EXERCISE AIM
Go through the records below and copy out every line that contains the word "Beds".

[Source data]
↓

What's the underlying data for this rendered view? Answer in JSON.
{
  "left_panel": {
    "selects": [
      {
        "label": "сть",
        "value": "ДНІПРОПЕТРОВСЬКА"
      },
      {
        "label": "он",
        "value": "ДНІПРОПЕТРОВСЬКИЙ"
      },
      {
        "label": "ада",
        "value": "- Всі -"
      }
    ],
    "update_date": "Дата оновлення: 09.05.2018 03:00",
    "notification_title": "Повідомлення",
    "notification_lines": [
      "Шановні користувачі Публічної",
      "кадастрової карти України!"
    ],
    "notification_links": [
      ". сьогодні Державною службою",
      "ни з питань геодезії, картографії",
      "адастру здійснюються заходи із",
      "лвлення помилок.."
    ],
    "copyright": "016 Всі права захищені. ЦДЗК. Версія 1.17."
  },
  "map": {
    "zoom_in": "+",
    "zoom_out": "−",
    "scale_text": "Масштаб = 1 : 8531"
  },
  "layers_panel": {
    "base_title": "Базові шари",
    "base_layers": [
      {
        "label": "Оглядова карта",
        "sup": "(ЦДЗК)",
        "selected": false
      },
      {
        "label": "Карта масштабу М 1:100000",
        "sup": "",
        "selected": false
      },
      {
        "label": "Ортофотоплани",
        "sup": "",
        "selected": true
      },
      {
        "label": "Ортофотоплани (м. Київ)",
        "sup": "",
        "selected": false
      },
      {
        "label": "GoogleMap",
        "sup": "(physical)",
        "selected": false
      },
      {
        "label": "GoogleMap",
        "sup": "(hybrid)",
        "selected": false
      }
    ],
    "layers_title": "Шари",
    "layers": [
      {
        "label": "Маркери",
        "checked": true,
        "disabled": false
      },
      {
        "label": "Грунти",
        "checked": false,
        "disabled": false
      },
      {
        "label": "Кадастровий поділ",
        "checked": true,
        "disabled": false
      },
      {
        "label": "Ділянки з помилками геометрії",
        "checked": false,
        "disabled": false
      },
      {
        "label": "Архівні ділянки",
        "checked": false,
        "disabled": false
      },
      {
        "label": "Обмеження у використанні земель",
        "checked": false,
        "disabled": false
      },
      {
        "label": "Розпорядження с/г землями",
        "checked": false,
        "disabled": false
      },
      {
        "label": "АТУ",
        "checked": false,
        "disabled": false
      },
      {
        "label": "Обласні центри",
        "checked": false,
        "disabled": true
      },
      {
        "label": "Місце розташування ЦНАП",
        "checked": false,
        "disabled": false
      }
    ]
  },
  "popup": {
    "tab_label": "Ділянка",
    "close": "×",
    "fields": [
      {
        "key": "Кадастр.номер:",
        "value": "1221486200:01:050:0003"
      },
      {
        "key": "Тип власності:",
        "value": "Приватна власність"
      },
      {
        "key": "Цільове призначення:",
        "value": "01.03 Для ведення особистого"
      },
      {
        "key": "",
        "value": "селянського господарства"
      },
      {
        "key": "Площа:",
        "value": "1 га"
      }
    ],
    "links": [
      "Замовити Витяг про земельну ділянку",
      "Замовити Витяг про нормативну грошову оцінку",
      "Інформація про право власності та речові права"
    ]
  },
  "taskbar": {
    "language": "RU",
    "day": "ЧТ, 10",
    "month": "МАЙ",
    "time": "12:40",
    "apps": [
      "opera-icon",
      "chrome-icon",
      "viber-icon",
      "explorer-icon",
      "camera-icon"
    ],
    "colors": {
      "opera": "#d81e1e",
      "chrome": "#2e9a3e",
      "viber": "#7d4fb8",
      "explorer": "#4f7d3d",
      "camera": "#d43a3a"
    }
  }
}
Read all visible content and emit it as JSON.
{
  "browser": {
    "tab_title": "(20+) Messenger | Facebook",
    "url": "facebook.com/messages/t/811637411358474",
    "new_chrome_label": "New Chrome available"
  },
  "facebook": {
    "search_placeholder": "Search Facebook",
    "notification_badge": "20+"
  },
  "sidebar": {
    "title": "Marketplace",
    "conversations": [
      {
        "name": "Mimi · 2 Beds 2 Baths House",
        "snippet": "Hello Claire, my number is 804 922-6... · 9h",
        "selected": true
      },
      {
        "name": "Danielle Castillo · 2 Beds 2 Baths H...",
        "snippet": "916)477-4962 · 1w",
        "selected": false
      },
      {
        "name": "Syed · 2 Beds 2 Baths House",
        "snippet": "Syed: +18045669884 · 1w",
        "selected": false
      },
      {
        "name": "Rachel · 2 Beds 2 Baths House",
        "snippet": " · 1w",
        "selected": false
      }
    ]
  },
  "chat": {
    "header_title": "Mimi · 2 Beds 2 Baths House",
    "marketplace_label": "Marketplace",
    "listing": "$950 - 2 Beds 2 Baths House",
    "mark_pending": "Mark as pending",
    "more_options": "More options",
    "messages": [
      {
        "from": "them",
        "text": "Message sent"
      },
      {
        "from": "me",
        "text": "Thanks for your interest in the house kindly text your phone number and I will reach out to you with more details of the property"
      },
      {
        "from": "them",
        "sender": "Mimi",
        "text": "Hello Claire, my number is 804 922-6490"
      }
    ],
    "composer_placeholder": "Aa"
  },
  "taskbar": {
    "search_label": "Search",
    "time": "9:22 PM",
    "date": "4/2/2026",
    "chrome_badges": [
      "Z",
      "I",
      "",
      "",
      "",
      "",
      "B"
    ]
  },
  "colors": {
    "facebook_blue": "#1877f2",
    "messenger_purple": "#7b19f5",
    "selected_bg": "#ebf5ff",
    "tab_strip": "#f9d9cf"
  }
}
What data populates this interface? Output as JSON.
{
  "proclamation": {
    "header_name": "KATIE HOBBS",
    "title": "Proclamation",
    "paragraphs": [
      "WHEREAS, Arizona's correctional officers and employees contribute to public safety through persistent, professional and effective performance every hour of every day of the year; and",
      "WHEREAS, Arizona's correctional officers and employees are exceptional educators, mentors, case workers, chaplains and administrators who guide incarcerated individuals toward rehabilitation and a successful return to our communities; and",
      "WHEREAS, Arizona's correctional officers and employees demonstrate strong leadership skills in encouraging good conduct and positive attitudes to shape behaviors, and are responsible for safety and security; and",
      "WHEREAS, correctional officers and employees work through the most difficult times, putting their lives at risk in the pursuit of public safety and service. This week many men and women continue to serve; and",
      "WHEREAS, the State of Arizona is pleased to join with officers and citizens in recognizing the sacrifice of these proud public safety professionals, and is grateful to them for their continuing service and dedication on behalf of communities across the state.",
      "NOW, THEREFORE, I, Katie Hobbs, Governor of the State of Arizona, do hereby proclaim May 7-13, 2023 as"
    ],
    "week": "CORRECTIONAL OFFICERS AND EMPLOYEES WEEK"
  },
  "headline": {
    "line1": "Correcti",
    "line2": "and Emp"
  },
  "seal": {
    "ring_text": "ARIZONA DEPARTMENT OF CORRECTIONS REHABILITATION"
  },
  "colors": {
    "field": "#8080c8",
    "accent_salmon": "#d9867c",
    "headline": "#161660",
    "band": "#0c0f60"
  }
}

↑

ANSWER SECTION
        "name": "Mimi · 2 Beds 2 Baths House",
        "name": "Danielle Castillo · 2 Beds 2 Baths H...",
        "name": "Syed · 2 Beds 2 Baths House",
        "name": "Rachel · 2 Beds 2 Baths House",
    "header_title": "Mimi · 2 Beds 2 Baths House",
    "listing": "$950 - 2 Beds 2 Baths House",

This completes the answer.